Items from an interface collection
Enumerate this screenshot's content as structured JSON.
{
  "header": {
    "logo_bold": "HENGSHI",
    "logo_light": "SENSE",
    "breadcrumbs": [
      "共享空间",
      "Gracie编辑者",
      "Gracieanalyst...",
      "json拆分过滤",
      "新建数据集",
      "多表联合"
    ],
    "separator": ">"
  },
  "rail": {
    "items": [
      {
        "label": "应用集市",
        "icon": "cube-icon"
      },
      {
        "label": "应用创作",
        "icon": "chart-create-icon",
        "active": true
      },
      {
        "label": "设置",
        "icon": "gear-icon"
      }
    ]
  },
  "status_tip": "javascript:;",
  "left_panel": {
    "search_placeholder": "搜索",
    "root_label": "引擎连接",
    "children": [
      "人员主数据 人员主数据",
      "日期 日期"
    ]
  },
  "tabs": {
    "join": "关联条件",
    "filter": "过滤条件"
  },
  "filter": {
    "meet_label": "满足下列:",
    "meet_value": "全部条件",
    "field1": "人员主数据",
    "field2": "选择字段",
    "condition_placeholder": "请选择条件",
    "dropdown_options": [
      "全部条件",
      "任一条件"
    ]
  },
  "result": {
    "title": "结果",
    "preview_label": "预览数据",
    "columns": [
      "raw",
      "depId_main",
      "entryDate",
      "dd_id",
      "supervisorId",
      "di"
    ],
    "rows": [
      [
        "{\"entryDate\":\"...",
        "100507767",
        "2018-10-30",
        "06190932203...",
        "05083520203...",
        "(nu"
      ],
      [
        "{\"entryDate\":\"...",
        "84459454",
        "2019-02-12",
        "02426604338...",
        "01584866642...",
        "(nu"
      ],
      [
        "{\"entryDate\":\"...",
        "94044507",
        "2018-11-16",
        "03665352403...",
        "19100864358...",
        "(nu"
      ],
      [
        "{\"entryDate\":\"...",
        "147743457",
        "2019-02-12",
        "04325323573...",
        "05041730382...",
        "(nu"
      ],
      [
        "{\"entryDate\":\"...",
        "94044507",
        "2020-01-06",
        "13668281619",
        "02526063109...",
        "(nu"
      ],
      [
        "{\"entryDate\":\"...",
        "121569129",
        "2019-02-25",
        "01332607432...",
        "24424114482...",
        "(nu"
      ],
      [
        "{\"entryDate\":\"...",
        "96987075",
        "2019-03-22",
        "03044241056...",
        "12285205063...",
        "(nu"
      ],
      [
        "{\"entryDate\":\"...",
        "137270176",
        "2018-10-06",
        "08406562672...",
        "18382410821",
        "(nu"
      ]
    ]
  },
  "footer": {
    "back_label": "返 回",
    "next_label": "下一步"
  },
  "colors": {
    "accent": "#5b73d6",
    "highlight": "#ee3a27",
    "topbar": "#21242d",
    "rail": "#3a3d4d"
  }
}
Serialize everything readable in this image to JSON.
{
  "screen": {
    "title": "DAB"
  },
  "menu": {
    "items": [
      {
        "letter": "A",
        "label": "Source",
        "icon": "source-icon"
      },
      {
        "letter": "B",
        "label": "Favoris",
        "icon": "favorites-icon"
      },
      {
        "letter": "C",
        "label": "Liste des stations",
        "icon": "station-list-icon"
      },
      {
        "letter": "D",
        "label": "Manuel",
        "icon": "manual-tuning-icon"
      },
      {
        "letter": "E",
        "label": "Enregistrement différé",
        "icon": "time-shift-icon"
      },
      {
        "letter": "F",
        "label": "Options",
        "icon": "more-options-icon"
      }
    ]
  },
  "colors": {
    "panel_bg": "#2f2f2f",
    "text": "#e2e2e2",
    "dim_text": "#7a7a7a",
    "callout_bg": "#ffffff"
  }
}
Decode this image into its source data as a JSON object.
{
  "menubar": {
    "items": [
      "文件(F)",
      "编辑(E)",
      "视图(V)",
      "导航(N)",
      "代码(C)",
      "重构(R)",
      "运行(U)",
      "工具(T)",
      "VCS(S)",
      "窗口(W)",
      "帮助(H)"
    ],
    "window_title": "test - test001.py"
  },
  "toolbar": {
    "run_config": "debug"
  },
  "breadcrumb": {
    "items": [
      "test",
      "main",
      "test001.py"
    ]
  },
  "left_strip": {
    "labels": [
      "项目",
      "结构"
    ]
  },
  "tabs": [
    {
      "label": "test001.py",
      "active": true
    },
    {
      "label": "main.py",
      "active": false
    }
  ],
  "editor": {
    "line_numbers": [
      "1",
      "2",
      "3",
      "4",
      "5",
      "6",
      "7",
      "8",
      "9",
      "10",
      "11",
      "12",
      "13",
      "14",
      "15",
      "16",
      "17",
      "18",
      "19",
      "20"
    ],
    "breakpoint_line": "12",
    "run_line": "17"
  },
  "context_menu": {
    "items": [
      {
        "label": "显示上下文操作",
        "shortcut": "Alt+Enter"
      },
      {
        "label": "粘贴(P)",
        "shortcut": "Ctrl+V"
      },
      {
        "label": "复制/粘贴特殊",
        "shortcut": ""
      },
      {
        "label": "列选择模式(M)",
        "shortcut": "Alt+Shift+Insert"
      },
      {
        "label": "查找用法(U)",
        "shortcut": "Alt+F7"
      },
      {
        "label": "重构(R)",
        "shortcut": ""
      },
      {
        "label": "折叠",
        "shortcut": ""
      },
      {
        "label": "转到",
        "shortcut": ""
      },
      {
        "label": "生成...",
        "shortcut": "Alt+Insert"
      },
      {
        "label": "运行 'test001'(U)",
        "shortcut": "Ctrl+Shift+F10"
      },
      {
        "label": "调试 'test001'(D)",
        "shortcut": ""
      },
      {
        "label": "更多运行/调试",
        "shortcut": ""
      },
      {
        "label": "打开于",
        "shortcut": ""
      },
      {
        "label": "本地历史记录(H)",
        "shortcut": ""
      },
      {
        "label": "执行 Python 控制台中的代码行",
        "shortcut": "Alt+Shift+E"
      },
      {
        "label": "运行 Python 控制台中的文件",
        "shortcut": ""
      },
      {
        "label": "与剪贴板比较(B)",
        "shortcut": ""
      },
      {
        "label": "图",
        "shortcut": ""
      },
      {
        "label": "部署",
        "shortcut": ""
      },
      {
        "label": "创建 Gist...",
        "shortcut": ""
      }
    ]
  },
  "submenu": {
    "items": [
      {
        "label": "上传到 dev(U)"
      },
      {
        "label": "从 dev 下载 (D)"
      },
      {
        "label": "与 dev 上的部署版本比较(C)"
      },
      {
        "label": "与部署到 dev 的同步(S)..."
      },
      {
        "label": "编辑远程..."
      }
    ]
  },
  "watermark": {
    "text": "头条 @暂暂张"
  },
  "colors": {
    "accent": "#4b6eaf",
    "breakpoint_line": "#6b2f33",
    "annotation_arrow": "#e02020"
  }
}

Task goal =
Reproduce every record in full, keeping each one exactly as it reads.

Problem solution =
Enumerate this screenshot's content as structured JSON.
{
  "header": {
    "logo_bold": "HENGSHI",
    "logo_light": "SENSE",
    "breadcrumbs": [
      "共享空间",
      "Gracie编辑者",
      "Gracieanalyst...",
      "json拆分过滤",
      "新建数据集",
      "多表联合"
    ],
    "separator": ">"
  },
  "rail": {
    "items": [
      {
        "label": "应用集市",
        "icon": "cube-icon"
      },
      {
        "label": "应用创作",
        "icon": "chart-create-icon",
        "active": true
      },
      {
        "label": "设置",
        "icon": "gear-icon"
      }
    ]
  },
  "status_tip": "javascript:;",
  "left_panel": {
    "search_placeholder": "搜索",
    "root_label": "引擎连接",
    "children": [
      "人员主数据 人员主数据",
      "日期 日期"
    ]
  },
  "tabs": {
    "join": "关联条件",
    "filter": "过滤条件"
  },
  "filter": {
    "meet_label": "满足下列:",
    "meet_value": "全部条件",
    "field1": "人员主数据",
    "field2": "选择字段",
    "condition_placeholder": "请选择条件",
    "dropdown_options": [
      "全部条件",
      "任一条件"
    ]
  },
  "result": {
    "title": "结果",
    "preview_label": "预览数据",
    "columns": [
      "raw",
      "depId_main",
      "entryDate",
      "dd_id",
      "supervisorId",
      "di"
    ],
    "rows": [
      [
        "{\"entryDate\":\"...",
        "100507767",
        "2018-10-30",
        "06190932203...",
        "05083520203...",
        "(nu"
      ],
      [
        "{\"entryDate\":\"...",
        "84459454",
        "2019-02-12",
        "02426604338...",
        "01584866642...",
        "(nu"
      ],
      [
        "{\"entryDate\":\"...",
        "94044507",
        "2018-11-16",
        "03665352403...",
        "19100864358...",
        "(nu"
      ],
      [
        "{\"entryDate\":\"...",
        "147743457",
        "2019-02-12",
        "04325323573...",
        "05041730382...",
        "(nu"
      ],
      [
        "{\"entryDate\":\"...",
        "94044507",
        "2020-01-06",
        "13668281619",
        "02526063109...",
        "(nu"
      ],
      [
        "{\"entryDate\":\"...",
        "121569129",
        "2019-02-25",
        "01332607432...",
        "24424114482...",
        "(nu"
      ],
      [
        "{\"entryDate\":\"...",
        "96987075",
        "2019-03-22",
        "03044241056...",
        "12285205063...",
        "(nu"
      ],
      [
        "{\"entryDate\":\"...",
        "137270176",
        "2018-10-06",
        "08406562672...",
        "18382410821",
        "(nu"
      ]
    ]
  },
  "footer": {
    "back_label": "返 回",
    "next_label": "下一步"
  },
  "colors": {
    "accent": "#5b73d6",
    "highlight": "#ee3a27",
    "topbar": "#21242d",
    "rail": "#3a3d4d"
  }
}
Serialize everything readable in this image to JSON.
{
  "screen": {
    "title": "DAB"
  },
  "menu": {
    "items": [
      {
        "letter": "A",
        "label": "Source",
        "icon": "source-icon"
      },
      {
        "letter": "B",
        "label": "Favoris",
        "icon": "favorites-icon"
      },
      {
        "letter": "C",
        "label": "Liste des stations",
        "icon": "station-list-icon"
      },
      {
        "letter": "D",
        "label": "Manuel",
        "icon": "manual-tuning-icon"
      },
      {
        "letter": "E",
        "label": "Enregistrement différé",
        "icon": "time-shift-icon"
      },
      {
        "letter": "F",
        "label": "Options",
        "icon": "more-options-icon"
      }
    ]
  },
  "colors": {
    "panel_bg": "#2f2f2f",
    "text": "#e2e2e2",
    "dim_text": "#7a7a7a",
    "callout_bg": "#ffffff"
  }
}
Decode this image into its source data as a JSON object.
{
  "menubar": {
    "items": [
      "文件(F)",
      "编辑(E)",
      "视图(V)",
      "导航(N)",
      "代码(C)",
      "重构(R)",
      "运行(U)",
      "工具(T)",
      "VCS(S)",
      "窗口(W)",
      "帮助(H)"
    ],
    "window_title": "test - test001.py"
  },
  "toolbar": {
    "run_config": "debug"
  },
  "breadcrumb": {
    "items": [
      "test",
      "main",
      "test001.py"
    ]
  },
  "left_strip": {
    "labels": [
      "项目",
      "结构"
    ]
  },
  "tabs": [
    {
      "label": "test001.py",
      "active": true
    },
    {
      "label": "main.py",
      "active": false
    }
  ],
  "editor": {
    "line_numbers": [
      "1",
      "2",
      "3",
      "4",
      "5",
      "6",
      "7",
      "8",
      "9",
      "10",
      "11",
      "12",
      "13",
      "14",
      "15",
      "16",
      "17",
      "18",
      "19",
      "20"
    ],
    "breakpoint_line": "12",
    "run_line": "17"
  },
  "context_menu": {
    "items": [
      {
        "label": "显示上下文操作",
        "shortcut": "Alt+Enter"
      },
      {
        "label": "粘贴(P)",
        "shortcut": "Ctrl+V"
      },
      {
        "label": "复制/粘贴特殊",
        "shortcut": ""
      },
      {
        "label": "列选择模式(M)",
        "shortcut": "Alt+Shift+Insert"
      },
      {
        "label": "查找用法(U)",
        "shortcut": "Alt+F7"
      },
      {
        "label": "重构(R)",
        "shortcut": ""
      },
      {
        "label": "折叠",
        "shortcut": ""
      },
      {
        "label": "转到",
        "shortcut": ""
      },
      {
        "label": "生成...",
        "shortcut": "Alt+Insert"
      },
      {
        "label": "运行 'test001'(U)",
        "shortcut": "Ctrl+Shift+F10"
      },
      {
        "label": "调试 'test001'(D)",
        "shortcut": ""
      },
      {
        "label": "更多运行/调试",
        "shortcut": ""
      },
      {
        "label": "打开于",
        "shortcut": ""
      },
      {
        "label": "本地历史记录(H)",
        "shortcut": ""
      },
      {
        "label": "执行 Python 控制台中的代码行",
        "shortcut": "Alt+Shift+E"
      },
      {
        "label": "运行 Python 控制台中的文件",
        "shortcut": ""
      },
      {
        "label": "与剪贴板比较(B)",
        "shortcut": ""
      },
      {
        "label": "图",
        "shortcut": ""
      },
      {
        "label": "部署",
        "shortcut": ""
      },
      {
        "label": "创建 Gist...",
        "shortcut": ""
      }
    ]
  },
  "submenu": {
    "items": [
      {
        "label": "上传到 dev(U)"
      },
      {
        "label": "从 dev 下载 (D)"
      },
      {
        "label": "与 dev 上的部署版本比较(C)"
      },
      {
        "label": "与部署到 dev 的同步(S)..."
      },
      {
        "label": "编辑远程..."
      }
    ]
  },
  "watermark": {
    "text": "头条 @暂暂张"
  },
  "colors": {
    "accent": "#4b6eaf",
    "breakpoint_line": "#6b2f33",
    "annotation_arrow": "#e02020"
  }
}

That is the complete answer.